Review: Lionel Richie sings greatest hits

Posted at 04/06/14 12:06 PM

Lionel Richie during his concert at the Araneta Coliseum on Saturday

For those who grew up in the 1980s, Lionel Richie was a dominant force in pop and R&B music. He was constantly in the Top 10 of the Billboard 100 throughout the 1980s. In fact by 1985, he has the distinction of writing at least one No. 1 song a year for nine years, which was unmatched by any artist in the Rock Era at that time.

For many of his fans, it is about time Lionel Richie came here to perform. Actually, this was Mr. Richie's second time to perform at the Araneta Coliseum. The Commodores, the '70s funk/soul band which Mr. Richie fronted, performed at the Araneta back in 1978. But of course, this was before his own string of solo hits in the 1980s. This is a definitely a concert that's long overdue. It was not really a full house like it was with Tears for Fears, but the audience turnout was respectable. Throughout the night, we saw celebrities flashed on the big screens, notably Korina Sanchez, Melanie Marquez, and BIR chief Kim Henares.

The concert started about 8:30 pm already. There was no front act. When the lights dimmed, the fans went wild as the driving rhythmic music began to play, and the stage lights began to play around. This was not really how I imagined a Lionel Richie concert to begin. But before I doubted myself, there he was entering the stage amid the cheers of his fans. We first heard his voice sing "Hello, is it me you're looking for?" which drew louder applause, but then he segued to singing an unfamiliar (to me) fast number entitled "Just for You."

After that entrance, he began to sing the hits. He looks pretty good with his distinct visage, as we always knew him. His golden voice is still very much there. First up was his midtempo No. 8 from 1984, "Penny Lover." He followed that up with a slow number from his Commodores days, a No. 4 song in 1977, "Easy." This was an extended version, ending with a reggae beat. Black and white images of girls wearing tutus appeared in the backdrop, signalling that his No. 7 ballad in 1986 "Ballerina Girl" was to be sung. Up next was a No. 4 song from 1982, "You Are."

These songs paved the way for his next song, which got the audience truly excited. This was Richie's first No. 1 solo hit in 1982, "Truly."

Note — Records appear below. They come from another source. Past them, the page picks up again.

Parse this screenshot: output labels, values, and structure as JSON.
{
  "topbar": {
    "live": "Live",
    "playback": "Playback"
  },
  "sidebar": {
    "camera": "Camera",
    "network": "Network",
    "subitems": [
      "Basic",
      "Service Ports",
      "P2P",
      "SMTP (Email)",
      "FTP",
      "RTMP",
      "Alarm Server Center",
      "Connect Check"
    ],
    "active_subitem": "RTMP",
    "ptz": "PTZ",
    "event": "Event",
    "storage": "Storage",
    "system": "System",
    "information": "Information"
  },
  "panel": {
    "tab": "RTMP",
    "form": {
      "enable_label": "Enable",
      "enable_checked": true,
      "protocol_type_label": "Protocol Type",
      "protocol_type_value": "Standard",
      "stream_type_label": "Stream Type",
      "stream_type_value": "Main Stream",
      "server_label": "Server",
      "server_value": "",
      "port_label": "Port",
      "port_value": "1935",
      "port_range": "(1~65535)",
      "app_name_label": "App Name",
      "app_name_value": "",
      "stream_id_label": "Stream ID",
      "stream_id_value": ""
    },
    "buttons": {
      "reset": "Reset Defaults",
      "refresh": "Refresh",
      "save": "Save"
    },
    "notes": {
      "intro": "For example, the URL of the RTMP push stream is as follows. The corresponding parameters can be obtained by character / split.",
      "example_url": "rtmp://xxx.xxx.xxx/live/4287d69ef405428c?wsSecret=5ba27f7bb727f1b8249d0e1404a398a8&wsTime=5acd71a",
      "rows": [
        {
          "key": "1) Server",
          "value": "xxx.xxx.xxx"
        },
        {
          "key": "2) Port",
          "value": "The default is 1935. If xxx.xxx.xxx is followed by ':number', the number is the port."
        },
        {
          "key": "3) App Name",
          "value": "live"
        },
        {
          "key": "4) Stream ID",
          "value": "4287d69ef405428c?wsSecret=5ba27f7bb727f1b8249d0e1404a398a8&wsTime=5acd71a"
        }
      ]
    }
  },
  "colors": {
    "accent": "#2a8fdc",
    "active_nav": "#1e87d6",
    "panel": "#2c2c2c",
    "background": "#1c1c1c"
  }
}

Of course, with age (he is now 64 years old), the higher range is already somewhat limited, but he had adjusted accordingly with differences in phrasing and delivery. The saxophone was handily there to disguise other limitations.

This set ended with another upbeat tune, a No. 7 hit from 1983, "Running with the Night." When Mr. Richie wanted the audience to get up and dance, they got up and danced!

For the next three songs, Richie told the audience various stories of relationships, and how we turn to his songs in each situation. His spiels were hilarious, but the songs were all glorious. This began with the second #1 hit for the Commodores, "Still" (1979). Following this was another Commodores ballad, a No. 4 song from 1982, "Oh No." Finally, we hear another solo No. 1 song "Stuck on You" (1984).

Next he sang a big Commodores funk hit "Brick House" (#5, 1977), mixed with "Fire" in a medley. Then he talked about a song inspired by his father's toast to his mother, the first No. 1 hit for the Commodores, "Three Times a Lady."


He joked his dad was still waiting for his cut of the royalties. He then went for a continuous mix of several Commodores hits from "Sail On" (No. 4, 1979) to "Sweet Love" (No. 5, 1976) to "Lady (You Bring Me Up)" (No. 8, 1981).

Mr. Richie then told a story of how he invited Diana Ross to come to Manila to sing their No. 1 duet from 1981, "Endless Love." Of course, Ms. Ross said no. So Richie asked the audience to help him perform the song by singing Diana Ross' lines. Of course, we were only too glad to oblige. I don't think we even needed the lyrics flashed on the screen as we sang with Richie. Unfortunately, this nice little sing-a-along only lasted for one verse and chorus, not the whole song.

Up next, the backdrop turned black and had some dramatic smoke patterns on it. Richie goes on to sing his last No. 1 hit from 1985 "Say You, Say Me." This segued to the most high-energy number of the whole show, his No. 2 hit from 1986, "Dancing on the Ceiling." Richie's seemingly boundless stamina during this song was amazing!

He then tells about a song that it seemed from his touring the whole world loves. He sat down at the piano and began to play and sing "Hello" (No. 1, 1984).


After that ballad, he suddenly changed gears again and performed another upbeat hit, the title of his concert tour, "All Night Long" (No. 1, 1983). He bade the audience goodbye after this spirited number.

The house lights never went back on, and the band members were tarrying on the stage fooling around. The audience sensed that this concert was not yet over, and yelled for more. Mr. Richie came back onstage after a few minutes, this time wearing a white coat. He shared that this next song is the most meaningful song he has written. It was "We Are the World."

There was just one song in his encore; after this, it was truly over.

This review was originally published in the author's blog, "Fred Said."